Finally trading Kamara saves $1.7 million if traded prior to his roster bonus being due and about $700K if traded after. While Kamara is not looked at the same way as Christian McCaffrey, the Panthers just received four draft picks from a desperate team for him. Even if I have to eat the $1 million I would rather hope for a trade rather than prorating the whole contract. If a trade is impossible at his salary (and it may be) they probably should work on reducing his salary from $11 million to $5 or $6 million or just move on. He has $4 million that becomes guaranteed early in free agency which makes cutting him hard once that is earned. Cutting him prior to that would be neutral on the cap but they would avoid $10 of the $11 million and that $1 million is probably covered by offsets.  That $10 million is money that would be saved for 2024.

Beyond that the Saints should just be trying to get by the 2023 season. They should not be in the business of prorating everyones contract. Signing free agents that they should not be signing by using void years and future guarantees. It should all be about getting things fixed and finding a way to be relevant in the future. If they did the above their cap position should go from 3rd worst in the NFL in 2024 to somewhere in the higher part of the bottom third of the league. If they just hold onto all of the players they will move into the worst position in the league come 2024.

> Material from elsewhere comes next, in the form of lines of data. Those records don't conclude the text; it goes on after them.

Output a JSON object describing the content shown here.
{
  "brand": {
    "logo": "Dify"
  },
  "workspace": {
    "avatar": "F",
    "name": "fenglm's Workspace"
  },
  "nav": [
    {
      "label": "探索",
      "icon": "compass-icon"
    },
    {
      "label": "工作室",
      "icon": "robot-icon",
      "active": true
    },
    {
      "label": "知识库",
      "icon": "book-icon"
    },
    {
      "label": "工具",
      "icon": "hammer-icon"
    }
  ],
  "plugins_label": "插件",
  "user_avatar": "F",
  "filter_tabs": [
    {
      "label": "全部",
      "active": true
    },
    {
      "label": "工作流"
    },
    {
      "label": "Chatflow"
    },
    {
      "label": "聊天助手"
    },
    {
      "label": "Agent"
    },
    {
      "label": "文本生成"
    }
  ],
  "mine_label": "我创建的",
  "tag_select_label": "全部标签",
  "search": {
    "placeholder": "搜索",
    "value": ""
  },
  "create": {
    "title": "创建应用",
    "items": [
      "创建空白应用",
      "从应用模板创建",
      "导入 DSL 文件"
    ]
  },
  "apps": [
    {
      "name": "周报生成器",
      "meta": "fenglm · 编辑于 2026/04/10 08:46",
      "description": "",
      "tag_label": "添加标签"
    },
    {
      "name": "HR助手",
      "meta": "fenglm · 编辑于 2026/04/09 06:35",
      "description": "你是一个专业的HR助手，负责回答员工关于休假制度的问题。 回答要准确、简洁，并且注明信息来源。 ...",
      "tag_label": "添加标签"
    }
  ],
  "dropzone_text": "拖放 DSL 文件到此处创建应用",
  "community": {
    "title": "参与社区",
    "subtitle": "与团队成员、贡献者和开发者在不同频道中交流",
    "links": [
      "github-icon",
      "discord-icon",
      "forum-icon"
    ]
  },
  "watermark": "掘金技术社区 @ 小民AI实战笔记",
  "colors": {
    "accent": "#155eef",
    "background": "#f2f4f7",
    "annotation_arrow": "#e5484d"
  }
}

To make matters worse for the Saints they made an absurd trade this spring where they sent off their 2023 1st round pick and 2024 2nd round pick to add an extra first rounder in this year draft. The selection became Trevor Penning. Penning has been on IR all season. It was a “win now” move of sorts for a team that had no business thinking they were a “win now” team. That is really the biggest lesson everyone should learn from this. When you do not have a viable QB on your roster in no way shape or form can you trade away a future number 1 draft pick unless it is for a quarterback. Rather than scouting the potential QB of the future the team is just hoping that they don’t have to watch the Eagles get a top 10 draft pick next year while the Saints try to navigate an old, expensive, declining roster.